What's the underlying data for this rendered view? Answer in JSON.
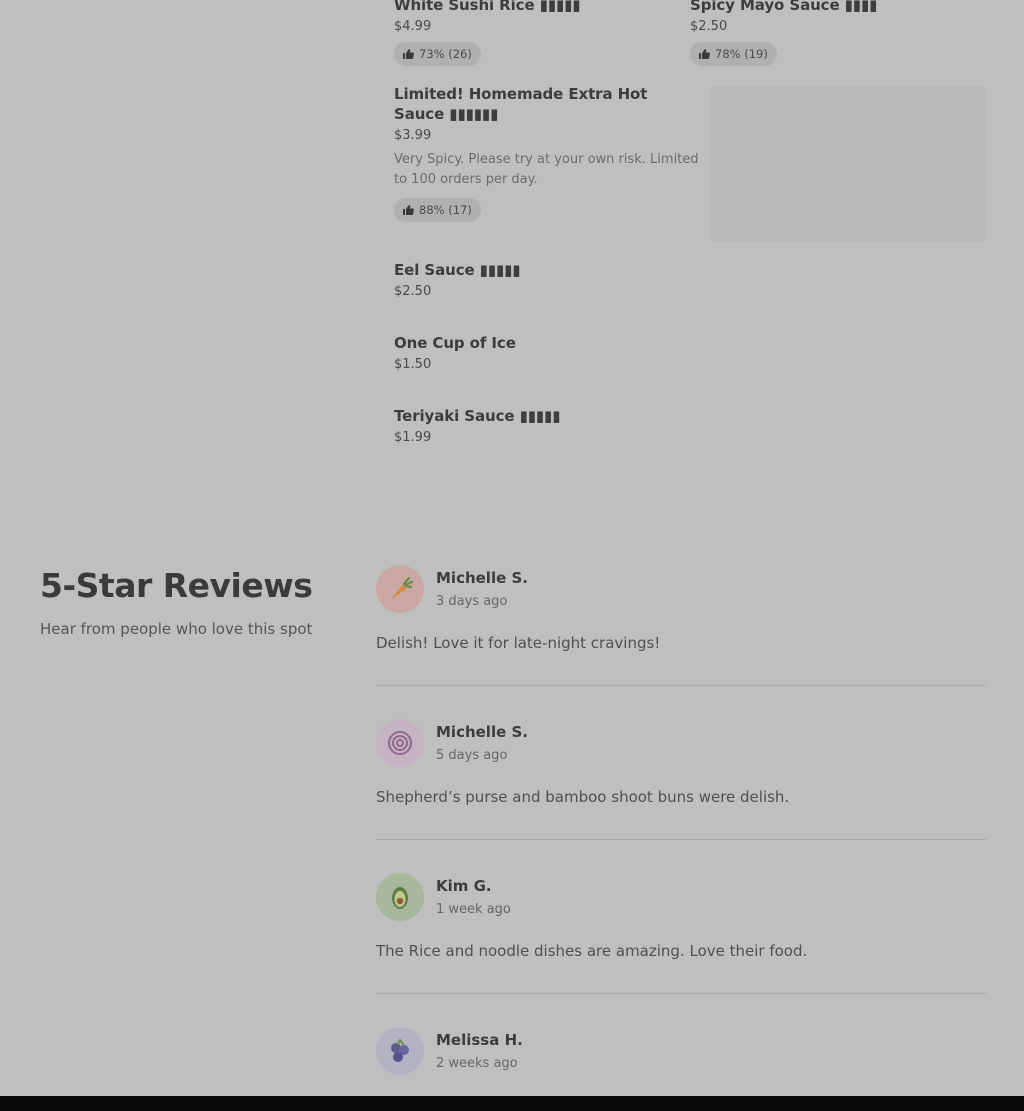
{
  "menu": {
    "top_items": [
      {
        "name": "White Sushi Rice ▮▮▮▮▮",
        "price": "$4.99",
        "rating": "73% (26)"
      },
      {
        "name": "Spicy Mayo Sauce ▮▮▮▮",
        "price": "$2.50",
        "rating": "78% (19)"
      }
    ],
    "featured": {
      "name": "Limited! Homemade Extra Hot Sauce ▮▮▮▮▮▮",
      "price": "$3.99",
      "description": "Very Spicy. Please try at your own risk. Limited to 100 orders per day.",
      "rating": "88% (17)"
    },
    "items": [
      {
        "name": "Eel Sauce ▮▮▮▮▮",
        "price": "$2.50"
      },
      {
        "name": "One Cup of Ice",
        "price": "$1.50"
      },
      {
        "name": "Teriyaki Sauce ▮▮▮▮▮",
        "price": "$1.99"
      }
    ]
  },
  "reviews_section": {
    "title": "5-Star Reviews",
    "subtitle": "Hear from people who love this spot",
    "reviews": [
      {
        "name": "Michelle S.",
        "date": "3 days ago",
        "text": "Delish! Love it for late-night cravings!",
        "avatar": "carrot-icon",
        "avatar_color": "#c9a8a4"
      },
      {
        "name": "Michelle S.",
        "date": "5 days ago",
        "text": "Shepherd’s purse and bamboo shoot buns were delish.",
        "avatar": "onion-icon",
        "avatar_color": "#c5b3c3"
      },
      {
        "name": "Kim G.",
        "date": "1 week ago",
        "text": "The Rice and noodle dishes are amazing. Love their food.",
        "avatar": "avocado-icon",
        "avatar_color": "#a7b89c"
      },
      {
        "name": "Melissa H.",
        "date": "2 weeks ago",
        "text": "",
        "avatar": "blueberry-icon",
        "avatar_color": "#b3b2c2"
      }
    ]
  }
}
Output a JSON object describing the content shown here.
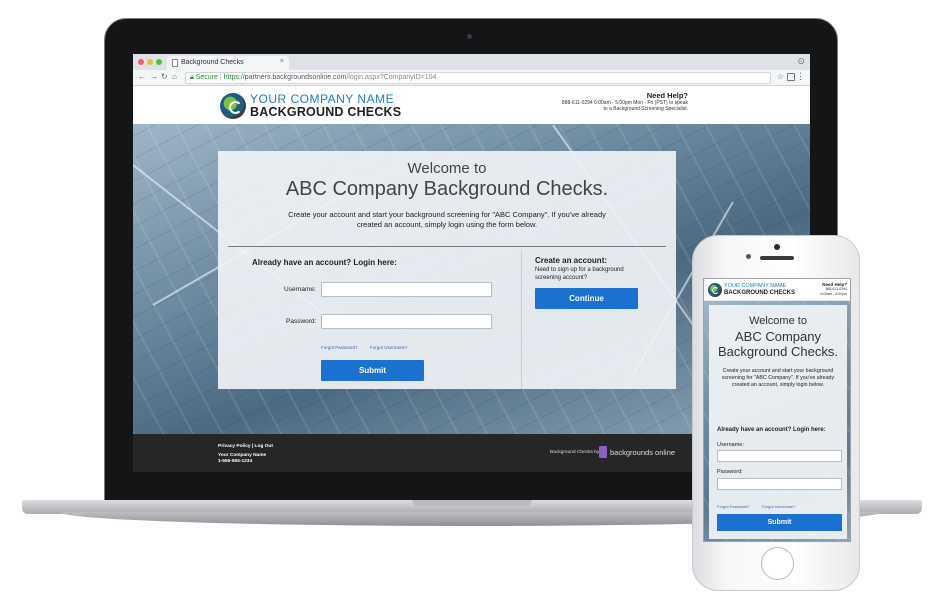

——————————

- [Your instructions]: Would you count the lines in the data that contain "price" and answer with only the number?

- [Exercise answer]: 6